Among the lines below, list those containing the string "fraction".

################

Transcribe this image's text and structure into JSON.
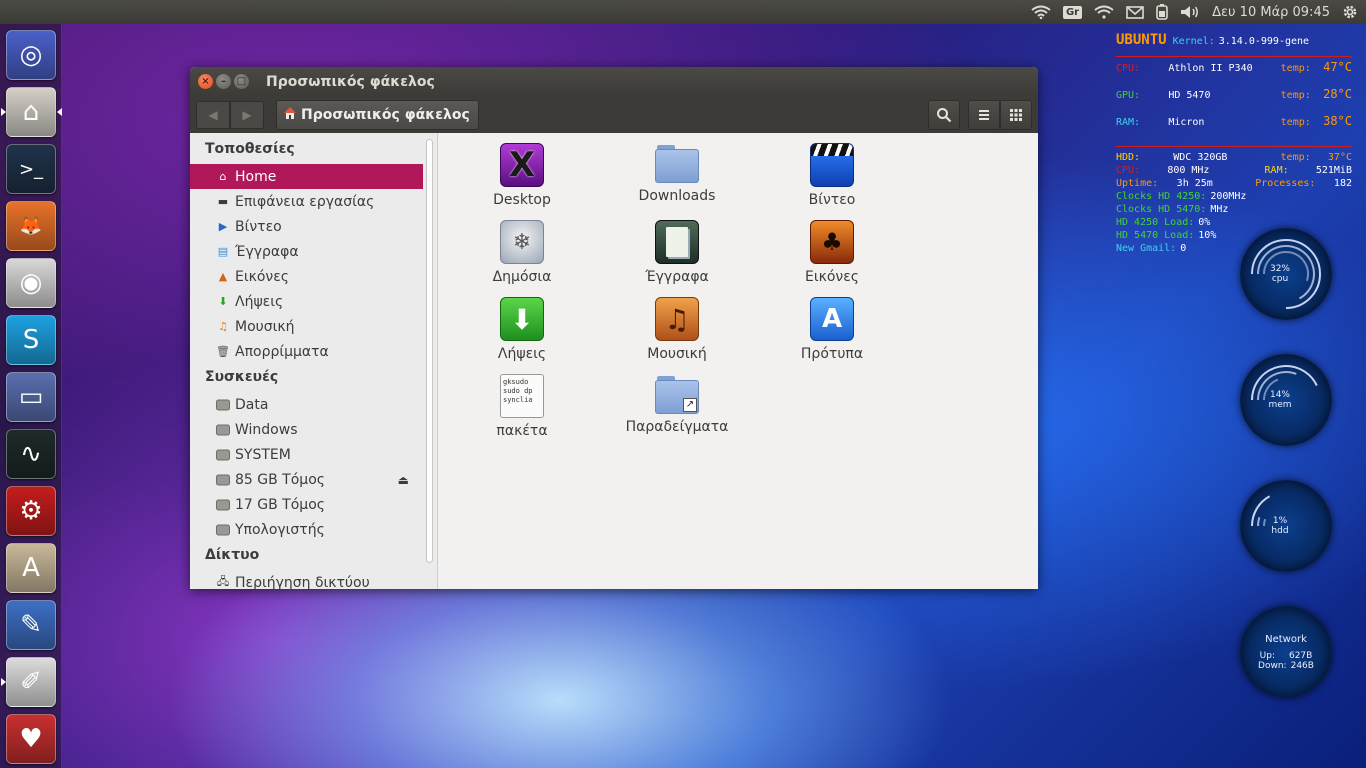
{
  "topbar": {
    "keyboard_layout": "Gr",
    "clock": "Δευ 10 Μάρ 09:45"
  },
  "launcher": {
    "items": [
      {
        "name": "ubuntu-dash",
        "glyph": "◎",
        "bg": "#4a60c8"
      },
      {
        "name": "home-folder",
        "glyph": "⌂",
        "bg": "#d4d0c8"
      },
      {
        "name": "terminal",
        "glyph": ">_",
        "bg": "#20324a"
      },
      {
        "name": "firefox",
        "glyph": "🦊",
        "bg": "#e8722a"
      },
      {
        "name": "chrome",
        "glyph": "◉",
        "bg": "#d8d8d8"
      },
      {
        "name": "skype",
        "glyph": "S",
        "bg": "#1da1e0"
      },
      {
        "name": "disks",
        "glyph": "▭",
        "bg": "#5a6fb0"
      },
      {
        "name": "system-monitor",
        "glyph": "∿",
        "bg": "#1e2a2a"
      },
      {
        "name": "software-center-red",
        "glyph": "⚙",
        "bg": "#c41d1d"
      },
      {
        "name": "software-updater",
        "glyph": "A",
        "bg": "#c8b89a"
      },
      {
        "name": "tool-app",
        "glyph": "✎",
        "bg": "#3d6fc4"
      },
      {
        "name": "text-editor",
        "glyph": "✐",
        "bg": "#dcdcdc"
      },
      {
        "name": "cards-game",
        "glyph": "♥",
        "bg": "#c83030"
      },
      {
        "name": "more-apps",
        "glyph": "▦",
        "bg": "#2b3e8a"
      }
    ]
  },
  "window": {
    "title": "Προσωπικός φάκελος",
    "breadcrumb": "Προσωπικός φάκελος",
    "sidebar": {
      "places_header": "Τοποθεσίες",
      "places": [
        {
          "label": "Home",
          "icon": "home-icon",
          "active": true
        },
        {
          "label": "Επιφάνεια εργασίας",
          "icon": "desktop-folder-icon"
        },
        {
          "label": "Βίντεο",
          "icon": "video-icon"
        },
        {
          "label": "Έγγραφα",
          "icon": "documents-icon"
        },
        {
          "label": "Εικόνες",
          "icon": "pictures-icon"
        },
        {
          "label": "Λήψεις",
          "icon": "downloads-icon"
        },
        {
          "label": "Μουσική",
          "icon": "music-icon"
        },
        {
          "label": "Απορρίμματα",
          "icon": "trash-icon"
        }
      ],
      "devices_header": "Συσκευές",
      "devices": [
        {
          "label": "Data"
        },
        {
          "label": "Windows"
        },
        {
          "label": "SYSTEM"
        },
        {
          "label": "85 GB Τόμος",
          "eject": true
        },
        {
          "label": "17 GB Τόμος"
        },
        {
          "label": "Υπολογιστής"
        }
      ],
      "network_header": "Δίκτυο",
      "network_partial": "Περιήγηση δικτύου"
    },
    "files": [
      {
        "label": "Desktop",
        "kind": "desktop"
      },
      {
        "label": "Downloads",
        "kind": "folder"
      },
      {
        "label": "Βίντεο",
        "kind": "video"
      },
      {
        "label": "Δημόσια",
        "kind": "public"
      },
      {
        "label": "Έγγραφα",
        "kind": "documents"
      },
      {
        "label": "Εικόνες",
        "kind": "pictures"
      },
      {
        "label": "Λήψεις",
        "kind": "downloads"
      },
      {
        "label": "Μουσική",
        "kind": "music"
      },
      {
        "label": "Πρότυπα",
        "kind": "templates"
      },
      {
        "label": "πακέτα",
        "kind": "script",
        "preview": "gksudo\nsudo dp\nsynclia"
      },
      {
        "label": "Παραδείγματα",
        "kind": "folder-link"
      }
    ]
  },
  "conky": {
    "header": {
      "os": "UBUNTU",
      "kernel_label": "Kernel:",
      "kernel": "3.14.0-999-gene"
    },
    "cpu": {
      "label": "CPU:",
      "model": "Athlon II P340",
      "temp_label": "temp:",
      "temp": "47°C"
    },
    "gpu": {
      "label": "GPU:",
      "model": "HD 5470",
      "temp_label": "temp:",
      "temp": "28°C"
    },
    "ram": {
      "label": "RAM:",
      "model": "Micron",
      "temp_label": "temp:",
      "temp": "38°C"
    },
    "hdd": {
      "label": "HDD:",
      "model": "WDC 320GB",
      "temp_label": "temp:",
      "temp": "37°C"
    },
    "cpu_freq": {
      "label": "CPU:",
      "value": "800 MHz",
      "ram_label": "RAM:",
      "ram_value": "521MiB"
    },
    "uptime": {
      "label": "Uptime:",
      "value": "3h 25m",
      "proc_label": "Processes:",
      "proc_value": "182"
    },
    "clocks_4250": {
      "label": "Clocks HD 4250:",
      "value": "200MHz"
    },
    "clocks_5470": {
      "label": "Clocks HD 5470:",
      "value": "MHz"
    },
    "load_4250": {
      "label": "HD 4250 Load:",
      "value": "0%"
    },
    "load_5470": {
      "label": "HD 5470 Load:",
      "value": "10%"
    },
    "gmail": {
      "label": "New Gmail:",
      "value": "0"
    },
    "gauges": [
      {
        "value": "32%",
        "label": "cpu",
        "fraction": 0.32
      },
      {
        "value": "14%",
        "label": "mem",
        "fraction": 0.14
      },
      {
        "value": "1%",
        "label": "hdd",
        "fraction": 0.01
      }
    ],
    "network": {
      "title": "Network",
      "up_label": "Up:",
      "up": "627B",
      "down_label": "Down:",
      "down": "246B"
    },
    "colors": {
      "orange": "#ff9a00",
      "red": "#e01b1b",
      "green": "#3fd62a",
      "cyan": "#3fd0f0",
      "yellow": "#ffd500",
      "white": "#ffffff"
    }
  }
}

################

> [Exercise answer]
        "fraction": 0.32
        "fraction": 0.14
        "fraction": 0.01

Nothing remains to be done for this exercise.